Excitement and optimism tempered by warnings against unrealistic expectations were the primary themes emerging from last month’s LLNL-sponsored workshop on the potential use of inertial confinement fusion (ICF) to generate commercially viable inertial fusion energy (IFE).
The virtual workshop, held from Feb. 22-24, was inspired by a number of national reports recommending the reestablishment of a national IFE program and the results of the milestone Aug. 8, 2021, National Ignition Facility experiment that produced 1.35 megajoules of energy. That experiment moved NIF to the threshold of ignition—when the fusion energy generated is equal to or greater than the amount of laser energy delivered to the target (see How NIF Works).

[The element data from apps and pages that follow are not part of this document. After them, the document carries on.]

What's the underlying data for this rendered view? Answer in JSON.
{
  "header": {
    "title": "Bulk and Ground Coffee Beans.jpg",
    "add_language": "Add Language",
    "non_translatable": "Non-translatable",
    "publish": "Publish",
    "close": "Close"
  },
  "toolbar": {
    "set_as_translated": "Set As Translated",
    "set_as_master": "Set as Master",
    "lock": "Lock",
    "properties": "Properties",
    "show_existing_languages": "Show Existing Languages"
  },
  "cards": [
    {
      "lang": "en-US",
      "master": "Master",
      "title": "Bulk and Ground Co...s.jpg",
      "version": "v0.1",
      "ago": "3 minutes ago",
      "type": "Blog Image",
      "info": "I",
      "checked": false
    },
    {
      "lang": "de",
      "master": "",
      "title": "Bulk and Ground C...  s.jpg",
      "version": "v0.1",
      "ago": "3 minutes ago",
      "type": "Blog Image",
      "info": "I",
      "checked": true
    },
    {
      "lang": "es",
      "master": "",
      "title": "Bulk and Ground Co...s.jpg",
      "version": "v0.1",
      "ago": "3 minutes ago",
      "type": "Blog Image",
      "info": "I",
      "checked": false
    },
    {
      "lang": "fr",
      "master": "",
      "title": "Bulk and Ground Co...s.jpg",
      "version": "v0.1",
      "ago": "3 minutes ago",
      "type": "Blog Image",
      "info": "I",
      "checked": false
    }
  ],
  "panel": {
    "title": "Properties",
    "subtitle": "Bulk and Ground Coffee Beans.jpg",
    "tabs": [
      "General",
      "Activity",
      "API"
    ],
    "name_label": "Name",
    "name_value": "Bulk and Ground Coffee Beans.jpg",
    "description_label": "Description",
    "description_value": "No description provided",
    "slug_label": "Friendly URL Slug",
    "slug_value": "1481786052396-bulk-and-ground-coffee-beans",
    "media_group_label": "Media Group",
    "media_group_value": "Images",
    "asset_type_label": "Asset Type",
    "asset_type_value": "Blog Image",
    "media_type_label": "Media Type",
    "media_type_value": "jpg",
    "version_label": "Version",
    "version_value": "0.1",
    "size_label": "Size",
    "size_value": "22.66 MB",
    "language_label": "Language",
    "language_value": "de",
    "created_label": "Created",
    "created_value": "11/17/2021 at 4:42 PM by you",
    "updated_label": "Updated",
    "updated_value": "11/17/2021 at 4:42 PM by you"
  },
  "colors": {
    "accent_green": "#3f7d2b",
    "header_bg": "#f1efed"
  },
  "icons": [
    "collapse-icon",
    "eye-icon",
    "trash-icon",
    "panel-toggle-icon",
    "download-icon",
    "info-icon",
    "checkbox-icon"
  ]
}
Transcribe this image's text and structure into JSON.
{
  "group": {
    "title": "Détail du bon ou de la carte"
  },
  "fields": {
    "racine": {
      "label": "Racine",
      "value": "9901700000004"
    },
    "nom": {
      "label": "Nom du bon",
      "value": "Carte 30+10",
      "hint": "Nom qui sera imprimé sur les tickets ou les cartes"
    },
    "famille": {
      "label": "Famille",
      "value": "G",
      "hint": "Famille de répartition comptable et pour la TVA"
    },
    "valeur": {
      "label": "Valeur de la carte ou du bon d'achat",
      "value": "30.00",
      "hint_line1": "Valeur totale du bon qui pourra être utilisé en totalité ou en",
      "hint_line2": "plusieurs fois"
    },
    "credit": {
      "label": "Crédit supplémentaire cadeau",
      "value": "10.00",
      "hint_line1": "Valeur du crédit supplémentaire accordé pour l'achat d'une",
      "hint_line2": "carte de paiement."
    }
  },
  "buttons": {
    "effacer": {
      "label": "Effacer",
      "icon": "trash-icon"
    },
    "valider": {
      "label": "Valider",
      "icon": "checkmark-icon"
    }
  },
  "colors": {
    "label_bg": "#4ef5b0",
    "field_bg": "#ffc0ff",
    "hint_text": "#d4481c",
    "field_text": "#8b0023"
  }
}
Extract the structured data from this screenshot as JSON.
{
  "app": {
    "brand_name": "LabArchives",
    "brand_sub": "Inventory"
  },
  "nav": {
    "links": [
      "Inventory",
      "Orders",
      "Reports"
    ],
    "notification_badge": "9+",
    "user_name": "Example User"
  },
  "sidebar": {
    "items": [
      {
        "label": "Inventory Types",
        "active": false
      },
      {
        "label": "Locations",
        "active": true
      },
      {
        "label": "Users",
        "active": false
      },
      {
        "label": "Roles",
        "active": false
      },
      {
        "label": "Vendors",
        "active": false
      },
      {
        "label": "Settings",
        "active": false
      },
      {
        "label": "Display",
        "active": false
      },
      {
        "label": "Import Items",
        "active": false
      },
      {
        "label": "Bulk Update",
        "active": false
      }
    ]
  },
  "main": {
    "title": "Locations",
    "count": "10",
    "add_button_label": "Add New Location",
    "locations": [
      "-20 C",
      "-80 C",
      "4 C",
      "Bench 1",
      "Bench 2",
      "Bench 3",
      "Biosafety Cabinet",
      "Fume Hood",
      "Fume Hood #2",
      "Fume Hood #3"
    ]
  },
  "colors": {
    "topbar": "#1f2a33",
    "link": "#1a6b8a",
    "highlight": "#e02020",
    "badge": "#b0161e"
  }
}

About 200 IFE researchers and supporters participated, submitting 83 white papers, making 19 presentations and plenary talks, and brainstorming ideas in five breakout sessions. The workshop covered the role of government agencies and the private sector in pursuing IFE; methods of driving, or compressing, the fusion fuel; target physics and fabrication; engineering challenges in designing an IFE power plant; and a development pathway, such as constructing a test facility to assess the various approaches to IFE and determine the most promising path forward.